Task item
Below are entries; work out how many of their lines include the string "name", and reply with the number only.

Dataset
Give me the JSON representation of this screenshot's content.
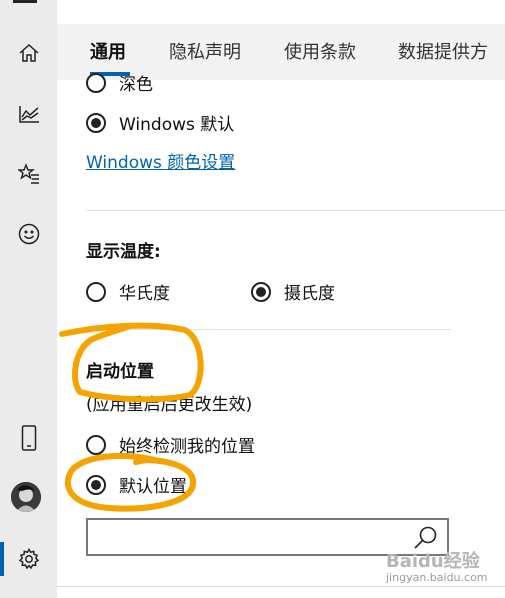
{
  "nav": {
    "items": [
      {
        "name": "home-icon"
      },
      {
        "name": "chart-icon"
      },
      {
        "name": "star-list-icon"
      },
      {
        "name": "smiley-icon"
      },
      {
        "name": "phone-icon"
      },
      {
        "name": "avatar"
      },
      {
        "name": "gear-icon"
      }
    ],
    "selected": "gear-icon",
    "accent": "#0063b1"
  },
  "tabs": [
    {
      "label": "通用",
      "active": true
    },
    {
      "label": "隐私声明",
      "active": false
    },
    {
      "label": "使用条款",
      "active": false
    },
    {
      "label": "数据提供方",
      "active": false
    }
  ],
  "theme": {
    "partial_option": "深色",
    "windows_default": "Windows 默认",
    "selected": "Windows 默认",
    "color_link": "Windows 颜色设置"
  },
  "temperature": {
    "heading": "显示温度:",
    "fahrenheit": "华氏度",
    "celsius": "摄氏度",
    "selected": "摄氏度"
  },
  "launch": {
    "heading": "启动位置",
    "note": "(应用重启后更改生效)",
    "detect": "始终检测我的位置",
    "default": "默认位置",
    "selected": "默认位置",
    "search_value": "",
    "search_icon": "search-icon"
  },
  "annotation_color": "#f5a300",
  "watermark": {
    "line1": "Baidu经验",
    "line2": "jingyan.baidu.com"
  }
}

Response for this exercise
7